Thaís Cavalcante is 21 years old, she has been a community reporter since 2012 in Complexo da Maré, where she was born and raised. She is studying for a degree in journalism and contributes to Jornal O Cidadão and The Guardian.
I discovered that more than 300 politicians that I watched on television discussing the impeachment vote were not elected by a majority vote, but rather with “the surplus” of votes for their party. The feeling of getting to know each one for the first time through their speeches was frightening. I only saw lies, slander and promises. That Sunday night in April was not just any night. Despite the blame falling entirely on the Workers Party, in our National Congress most of our parliamentarians are people affiliated with the PMDB. That’s it! This acronym means Brazilian Democratic Movement Party. This seems more of a joke than reality.
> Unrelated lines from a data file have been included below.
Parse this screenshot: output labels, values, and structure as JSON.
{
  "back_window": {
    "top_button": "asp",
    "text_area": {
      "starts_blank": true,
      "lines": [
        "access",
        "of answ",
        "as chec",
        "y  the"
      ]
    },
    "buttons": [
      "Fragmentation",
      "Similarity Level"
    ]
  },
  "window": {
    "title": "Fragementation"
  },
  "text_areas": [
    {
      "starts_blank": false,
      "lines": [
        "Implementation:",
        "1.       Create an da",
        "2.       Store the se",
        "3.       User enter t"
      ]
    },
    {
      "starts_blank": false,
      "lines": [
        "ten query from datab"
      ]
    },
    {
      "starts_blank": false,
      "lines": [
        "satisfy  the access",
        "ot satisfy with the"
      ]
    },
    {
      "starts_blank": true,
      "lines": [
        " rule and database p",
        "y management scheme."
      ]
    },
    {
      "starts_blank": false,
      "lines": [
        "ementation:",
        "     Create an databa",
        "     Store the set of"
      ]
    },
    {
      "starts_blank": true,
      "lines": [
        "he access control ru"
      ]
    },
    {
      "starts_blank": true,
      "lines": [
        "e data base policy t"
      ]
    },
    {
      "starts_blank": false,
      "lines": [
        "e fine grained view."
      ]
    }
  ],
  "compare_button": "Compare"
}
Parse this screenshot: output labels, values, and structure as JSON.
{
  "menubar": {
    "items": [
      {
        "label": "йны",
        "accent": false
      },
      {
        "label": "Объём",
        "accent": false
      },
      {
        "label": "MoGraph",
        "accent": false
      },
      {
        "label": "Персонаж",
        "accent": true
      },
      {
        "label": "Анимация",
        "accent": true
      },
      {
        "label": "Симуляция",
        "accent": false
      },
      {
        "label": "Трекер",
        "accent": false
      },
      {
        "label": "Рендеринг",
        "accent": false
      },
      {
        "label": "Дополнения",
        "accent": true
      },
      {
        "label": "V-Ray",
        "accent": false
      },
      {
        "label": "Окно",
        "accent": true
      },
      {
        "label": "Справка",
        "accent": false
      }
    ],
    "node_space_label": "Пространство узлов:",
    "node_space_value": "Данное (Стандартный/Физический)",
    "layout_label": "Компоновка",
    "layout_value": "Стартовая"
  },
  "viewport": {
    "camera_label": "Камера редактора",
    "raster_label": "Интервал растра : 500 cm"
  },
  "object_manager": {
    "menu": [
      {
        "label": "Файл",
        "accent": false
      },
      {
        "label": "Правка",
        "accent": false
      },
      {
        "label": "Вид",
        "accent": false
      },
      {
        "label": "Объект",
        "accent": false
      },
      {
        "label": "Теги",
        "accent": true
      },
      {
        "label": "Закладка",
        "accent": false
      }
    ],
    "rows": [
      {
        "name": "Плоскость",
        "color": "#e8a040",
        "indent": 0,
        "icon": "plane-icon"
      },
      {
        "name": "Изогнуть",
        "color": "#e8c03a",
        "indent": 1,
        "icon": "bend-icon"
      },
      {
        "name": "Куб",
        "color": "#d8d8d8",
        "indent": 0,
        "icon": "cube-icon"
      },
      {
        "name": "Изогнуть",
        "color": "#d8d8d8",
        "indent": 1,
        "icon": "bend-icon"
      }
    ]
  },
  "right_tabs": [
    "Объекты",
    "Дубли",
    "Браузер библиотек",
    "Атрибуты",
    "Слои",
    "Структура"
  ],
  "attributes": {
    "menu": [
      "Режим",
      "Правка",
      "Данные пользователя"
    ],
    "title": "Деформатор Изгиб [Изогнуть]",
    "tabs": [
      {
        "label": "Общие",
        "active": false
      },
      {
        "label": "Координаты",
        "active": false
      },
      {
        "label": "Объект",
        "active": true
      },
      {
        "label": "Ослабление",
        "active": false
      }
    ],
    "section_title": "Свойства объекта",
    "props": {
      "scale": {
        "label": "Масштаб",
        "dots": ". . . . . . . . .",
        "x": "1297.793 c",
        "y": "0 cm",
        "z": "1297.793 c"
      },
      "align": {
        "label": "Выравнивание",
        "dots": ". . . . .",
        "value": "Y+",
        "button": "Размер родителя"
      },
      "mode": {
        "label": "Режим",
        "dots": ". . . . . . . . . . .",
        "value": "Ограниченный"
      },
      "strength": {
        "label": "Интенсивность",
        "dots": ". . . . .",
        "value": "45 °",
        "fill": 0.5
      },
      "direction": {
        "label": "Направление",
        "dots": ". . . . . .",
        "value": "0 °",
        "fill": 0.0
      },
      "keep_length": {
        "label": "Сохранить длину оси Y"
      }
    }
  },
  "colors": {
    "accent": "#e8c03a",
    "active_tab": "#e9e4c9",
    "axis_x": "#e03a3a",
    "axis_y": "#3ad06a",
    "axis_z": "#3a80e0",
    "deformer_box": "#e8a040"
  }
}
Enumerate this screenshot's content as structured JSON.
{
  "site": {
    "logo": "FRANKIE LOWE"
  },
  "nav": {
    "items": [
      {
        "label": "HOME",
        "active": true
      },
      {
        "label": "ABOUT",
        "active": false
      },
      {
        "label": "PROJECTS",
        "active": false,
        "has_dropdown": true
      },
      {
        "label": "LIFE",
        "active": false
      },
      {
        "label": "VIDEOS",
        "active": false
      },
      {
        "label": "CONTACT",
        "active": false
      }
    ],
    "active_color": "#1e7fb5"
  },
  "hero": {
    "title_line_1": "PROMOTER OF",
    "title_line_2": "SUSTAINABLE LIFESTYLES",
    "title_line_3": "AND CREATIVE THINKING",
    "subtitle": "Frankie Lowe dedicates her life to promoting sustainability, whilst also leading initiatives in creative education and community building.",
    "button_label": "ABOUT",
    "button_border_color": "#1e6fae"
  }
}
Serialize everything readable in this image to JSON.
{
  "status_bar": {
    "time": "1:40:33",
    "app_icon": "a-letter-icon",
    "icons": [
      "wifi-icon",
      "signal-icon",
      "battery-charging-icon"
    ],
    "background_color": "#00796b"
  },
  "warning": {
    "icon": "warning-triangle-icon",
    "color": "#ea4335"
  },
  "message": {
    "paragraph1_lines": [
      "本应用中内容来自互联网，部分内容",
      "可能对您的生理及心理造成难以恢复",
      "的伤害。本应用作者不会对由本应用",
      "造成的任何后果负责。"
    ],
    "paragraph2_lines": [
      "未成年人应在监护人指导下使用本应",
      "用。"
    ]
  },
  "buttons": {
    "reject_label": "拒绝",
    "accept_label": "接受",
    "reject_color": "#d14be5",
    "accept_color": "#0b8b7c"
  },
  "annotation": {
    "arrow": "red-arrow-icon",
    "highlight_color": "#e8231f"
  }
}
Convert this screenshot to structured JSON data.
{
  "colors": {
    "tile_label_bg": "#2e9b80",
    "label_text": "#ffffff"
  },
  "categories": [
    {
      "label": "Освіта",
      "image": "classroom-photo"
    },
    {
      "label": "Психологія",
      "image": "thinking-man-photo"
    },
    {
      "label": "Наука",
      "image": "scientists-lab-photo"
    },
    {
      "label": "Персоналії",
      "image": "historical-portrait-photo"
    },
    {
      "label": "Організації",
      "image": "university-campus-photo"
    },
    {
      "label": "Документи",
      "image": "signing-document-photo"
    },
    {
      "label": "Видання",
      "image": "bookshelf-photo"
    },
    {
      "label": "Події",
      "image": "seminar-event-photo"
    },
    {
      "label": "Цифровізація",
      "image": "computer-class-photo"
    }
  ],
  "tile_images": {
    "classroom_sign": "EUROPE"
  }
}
After all, in what democracy do half a dozen politicians have more power than 54 million votes [that elected Dilma]?
The problem is no longer to choose political sides. Now we have to fight for rights. The right to vote and for the constitution to be respected (even if it is outdated). There is no justice in a case where the accused accuse each other. We do not need promises. We need action. I say this because up until now I have benefited from the current governing party.
In addition to bringing thousands of people out of poverty, the implementation of social programs involving education, health and sport have impacted youth and families. I’ve seen this. It is a constitutional obligation to comply with laws that encourage the growth and development of the country. So it is important to recognize the impacts, but remember that this recognition is not a demonstration of support for the party so much as a miserable acceptance of the current order. At some point we were going to get this. It took time but it arrived. I benefited several times from social programs during the current administration. I’m not ashamed to admit it. I received Bolsa Familia while studying in municipal schools; I got a scholarship to learn photography through the National Program for Access to Technical Education and Employment (PRONATEC), a scholarship to study basic English through the Senac Gratuity Program (PSG), a scholarship to study for a degree in Journalism through the University for All Program (PROUNI) and I also have the right to a university student travel card which allows free travel to and from college.
All of this represents just some of the opportunities I received because I could not afford to study. Public education was what transformed my critical thinking and increased my desire for change. So it would simply be hypocritical to criticize the current government for their good or bad deeds, as most Congress members did on Sunday April 17.
My parents did not finish elementary school. To work in the fields required much time and effort, which meant they had to leave school and fully devote themselves to maintaining the household. The decision to move to Rio de Janeiro also involved my future, although my birth hadn’t been planned. I have benefits that, if I lived the reality of the distant northeast (where my parents were from), I probably would not have. But the fight to improve public education is immense. The more I gain opportunities to acquire knowledge, the more I enter into the world of learning and want to share what I’ve learned. Today I communicate to inform, and also to educate: I give lectures and even teach. The only feeling I have is that of gratitude.